What is a Moka Pot?

Patented in 1933, a Moka pot is more about the way the pot brews coffee than its look. Invented by Luigi di Pointi, these pots make coffee or espresso in a unique way. Let’s take a look:

  • Water is placed in the bottom portion of the pot.
  • Grinds are held in the middle of the pot.
  • The upper chamber is kept empty.

From here, the bottom water will start to boil when on the stove and water will be pressurized by the steam. This pressure causes water to be forced into the filter and up through the top chamber of the pot.

Luigi’s creation would be mass-produced by Alfonso Bialetti, owner of the famous Bialetti brand.

There are stovetop versions as well as electric Moka pots.

Why is the Moka Pot So Popular?

This is a very good question. To fully understand, you need to know that when the Moka was created, in the 1930s, espresso was not brewed in a person’s house. This was a drink that had to be purchased at a coffee house.

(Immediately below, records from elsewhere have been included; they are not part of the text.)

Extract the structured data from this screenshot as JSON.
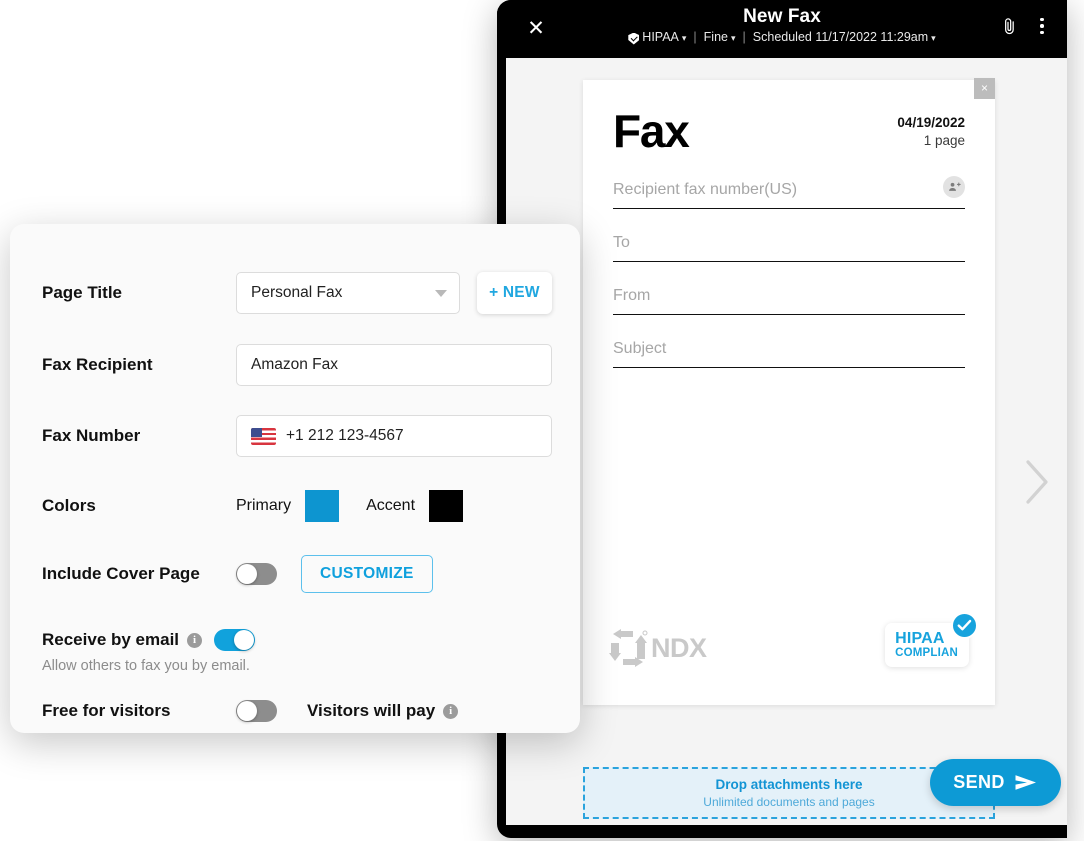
{
  "fax_window": {
    "close_icon": "close-icon",
    "title": "New Fax",
    "meta": {
      "hipaa": "HIPAA",
      "quality": "Fine",
      "schedule": "Scheduled 11/17/2022 11:29am",
      "separator": "|"
    },
    "attach_icon": "paperclip-icon",
    "more_icon": "kebab-menu-icon",
    "next_page_icon": "chevron-right-icon"
  },
  "paper": {
    "close_label": "×",
    "heading": "Fax",
    "date": "04/19/2022",
    "pages": "1 page",
    "fields": [
      {
        "name": "recipient-fax-number",
        "placeholder": "Recipient fax number(US)",
        "value": "",
        "has_contact_icon": true
      },
      {
        "name": "to",
        "placeholder": "To",
        "value": "",
        "has_contact_icon": false
      },
      {
        "name": "from",
        "placeholder": "From",
        "value": "",
        "has_contact_icon": false
      },
      {
        "name": "subject",
        "placeholder": "Subject",
        "value": "",
        "has_contact_icon": false
      }
    ],
    "logo_text": "NDX",
    "badge_line1": "HIPAA",
    "badge_line2": "COMPLIAN"
  },
  "dropzone": {
    "title": "Drop attachments here",
    "subtitle": "Unlimited documents and pages"
  },
  "send_button": {
    "label": "SEND",
    "icon": "send-arrow-icon"
  },
  "settings": {
    "page_title": {
      "label": "Page Title",
      "selected": "Personal Fax",
      "new_button": "+ NEW"
    },
    "fax_recipient": {
      "label": "Fax Recipient",
      "value": "Amazon Fax"
    },
    "fax_number": {
      "label": "Fax Number",
      "value": "+1 212 123-4567",
      "country_flag": "us-flag-icon"
    },
    "colors": {
      "label": "Colors",
      "primary_label": "Primary",
      "primary_color": "#0d95d0",
      "accent_label": "Accent",
      "accent_color": "#000000"
    },
    "cover_page": {
      "label": "Include Cover Page",
      "toggle_state": "off",
      "customize_button": "CUSTOMIZE"
    },
    "receive_by_email": {
      "label": "Receive by email",
      "toggle_state": "on",
      "helper": "Allow others to fax you by email.",
      "info_icon": "info-icon"
    },
    "free_for_visitors": {
      "label": "Free for visitors",
      "toggle_state": "off",
      "pay_label": "Visitors will pay",
      "info_icon": "info-icon"
    }
  }
}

Originally aluminum, now available in stainless steel, the Moka allowed people to brew espresso in their home during the economic downturn in the 1930s.

The true “hype” of the Moka is not new to Europe, but it is new to other parts of the world.

Why? The truth lies in our culture. People believe that European espresso, mainly Italian espresso, is some of the best in the world. The Moka pot is a way to bring this tradition into homes all over the world. Does it taste better? That is up for debate. Many people swear by Moka stovetops, and others believe they have a metallic taste.

It’s a personal preference.

Flavor also plays a big role in the Moka’s popularity. When brewed properly, the Moka will produce a fuller body, nuanced flavor of espresso.

There are also a few price benefits of this style of espresso maker:

  • The non-electric versions last for years, or decades.
  • There’s no need to buy a new filter as the stainless steel filters last years.

When talking about the actual brewing process, the Moka is more hands-on than other espresso makers. The “proper” method of brewing, according to baristas, is done by:

  • Boiling water in a teapot.
  • Placing the water in the bottom chamber of the Moka.
  • Filling the filter with coffee (never tamp).

Then, you simply put the pot on the stove and wait for the espresso to fill the top chamber. It’s very important not to tamp the coffee grinds. Instead, add more grinds if you prefer a stronger, bolder flavor.